About this exercise :: Go through the material and copy every line in which "arrow" appears.

Data ::
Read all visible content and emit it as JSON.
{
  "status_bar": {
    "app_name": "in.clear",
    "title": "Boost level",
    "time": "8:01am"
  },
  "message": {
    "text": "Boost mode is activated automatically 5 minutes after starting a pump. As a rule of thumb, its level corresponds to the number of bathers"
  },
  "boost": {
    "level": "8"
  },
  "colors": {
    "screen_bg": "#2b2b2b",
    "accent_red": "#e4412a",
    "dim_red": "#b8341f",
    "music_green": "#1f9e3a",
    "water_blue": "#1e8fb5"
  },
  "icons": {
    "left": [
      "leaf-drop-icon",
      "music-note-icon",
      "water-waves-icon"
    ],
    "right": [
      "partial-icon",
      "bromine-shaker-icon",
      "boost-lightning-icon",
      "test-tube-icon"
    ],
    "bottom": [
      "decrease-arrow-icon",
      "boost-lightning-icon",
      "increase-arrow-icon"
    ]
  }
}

Result for this task ::
      "decrease-arrow-icon",
      "increase-arrow-icon"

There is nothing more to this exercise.